Monday, October 5, 2009


I have always found it quite interesting that for the past 20 years, top management for larger bankrupt companies require handsome retention and success bonuses for getting a company through a bankruptcy.

Here is an article from the NY Times setting the stage for the Chicago Tribune bonuses. The Tribune is in bankruptcy as the newspaper industry fights going the way of the slide rule and the typewriter. The theory of these bonuses is that people have to work very hard and they should be rewarded. And if they don't get a bonus, the good people will leave.

While some bonus may be appropriate to retain people, the total situation should always be considered. For example, yes, the people have to work hard. I am unaware of many jobs where you don't have to work hard. And yes, they need to rewarded for their efforts. Yet many people have had their wages frozen or reduced due to the lack of profitability afflicted thousands of companies.

And, yes, the good people will leave. Although, who is hiring in the newspaper industry? My experience is that the really good people may leave anyway. For them the issue is not the golden handcuff known as a retention bonus.
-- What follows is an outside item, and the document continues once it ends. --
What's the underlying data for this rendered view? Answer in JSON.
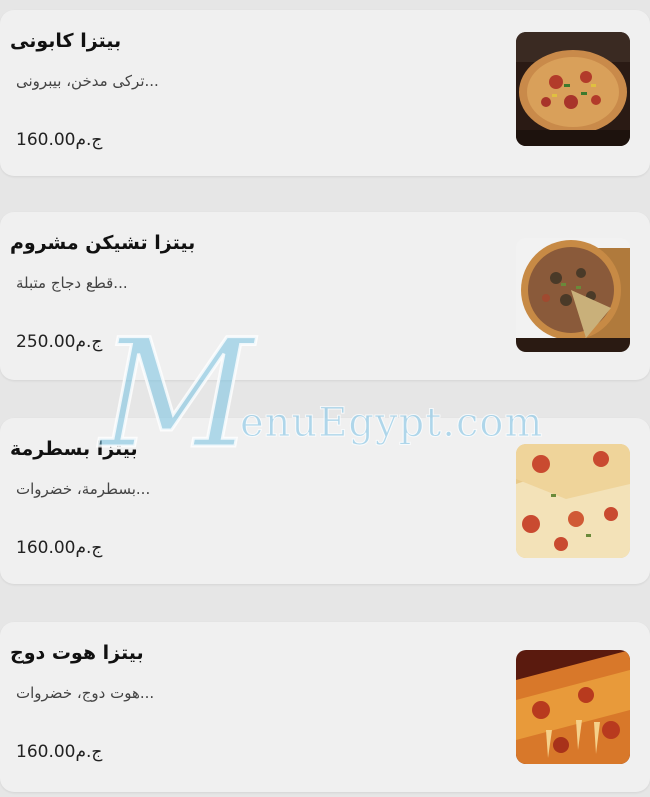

For them the issue is the certainty of having a job. Put aside whether anyone has employment certainty anywhere these days.
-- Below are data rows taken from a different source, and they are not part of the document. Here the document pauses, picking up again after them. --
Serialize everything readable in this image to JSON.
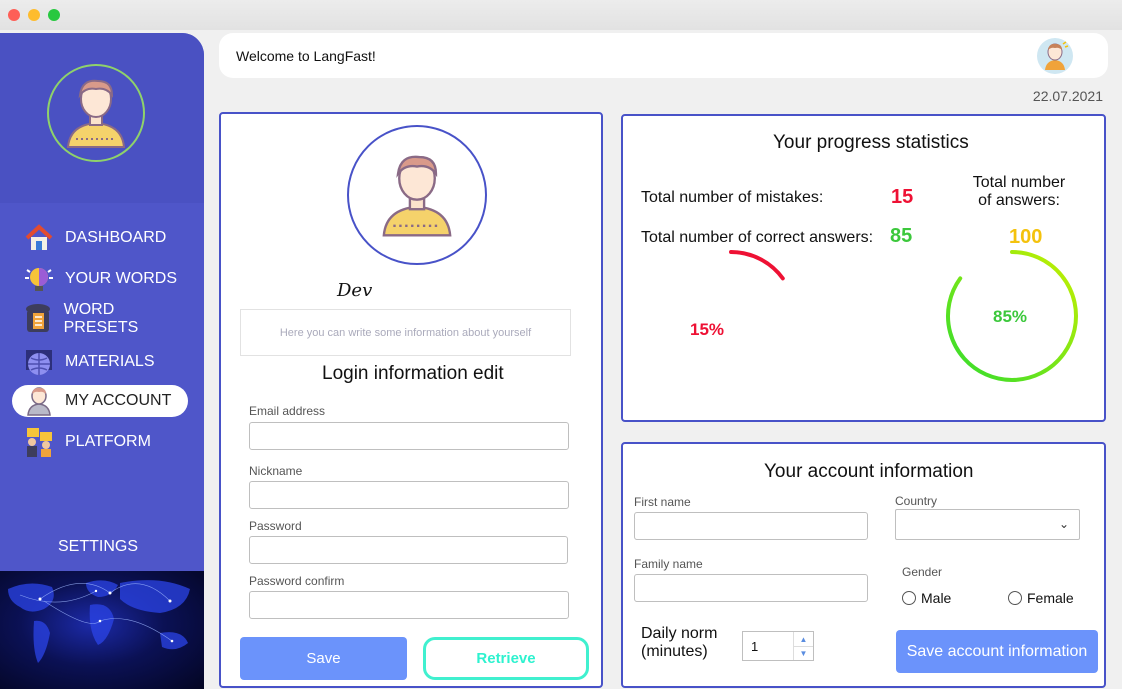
{
  "app": {
    "welcome": "Welcome to LangFast!",
    "date": "22.07.2021"
  },
  "sidebar": {
    "items": [
      {
        "label": "DASHBOARD",
        "icon": "home-icon"
      },
      {
        "label": "YOUR WORDS",
        "icon": "bulb-icon"
      },
      {
        "label": "WORD PRESETS",
        "icon": "presets-icon"
      },
      {
        "label": "MATERIALS",
        "icon": "globe-book-icon"
      },
      {
        "label": "MY ACCOUNT",
        "icon": "user-icon",
        "active": true
      },
      {
        "label": "PLATFORM",
        "icon": "platform-icon"
      }
    ],
    "settings": "SETTINGS"
  },
  "profile": {
    "username": "Dev",
    "about_placeholder": "Here you can write some information about yourself"
  },
  "login_edit": {
    "title": "Login information edit",
    "email_label": "Email address",
    "nickname_label": "Nickname",
    "password_label": "Password",
    "password_confirm_label": "Password confirm",
    "save_label": "Save",
    "retrieve_label": "Retrieve"
  },
  "stats": {
    "title": "Your progress statistics",
    "mistakes_label": "Total number of mistakes:",
    "mistakes_value": "15",
    "correct_label": "Total number of correct answers:",
    "correct_value": "85",
    "answers_label_line1": "Total number",
    "answers_label_line2": "of answers:",
    "answers_value": "100",
    "mistakes_pct_text": "15%",
    "correct_pct_text": "85%",
    "mistakes_fraction": 0.15,
    "correct_fraction": 0.85,
    "colors": {
      "mistakes": "#ee1134",
      "correct": "#3cc83c",
      "total": "#f4c20d"
    }
  },
  "account": {
    "title": "Your account information",
    "first_name_label": "First name",
    "family_name_label": "Family name",
    "country_label": "Country",
    "gender_label": "Gender",
    "male_label": "Male",
    "female_label": "Female",
    "daily_norm_line1": "Daily norm",
    "daily_norm_line2": "(minutes)",
    "daily_norm_value": "1",
    "save_label": "Save account information"
  }
}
So, retention bonuses for large groups of managers who were at the helm when the ship was grounded? You could bring in an outside firm to run the company or augment the team. But then, that may or may not be the best bargain either.

Cheers, Mike

1 comment:

  1. I can understand why you'd fork over more to keep people motivated and/or around. It's all a matter of whether you're doing that foolishly and across the board or if you're targeting the folks who aren't responsible for the tailspin but who do offer a chance at fixing problems.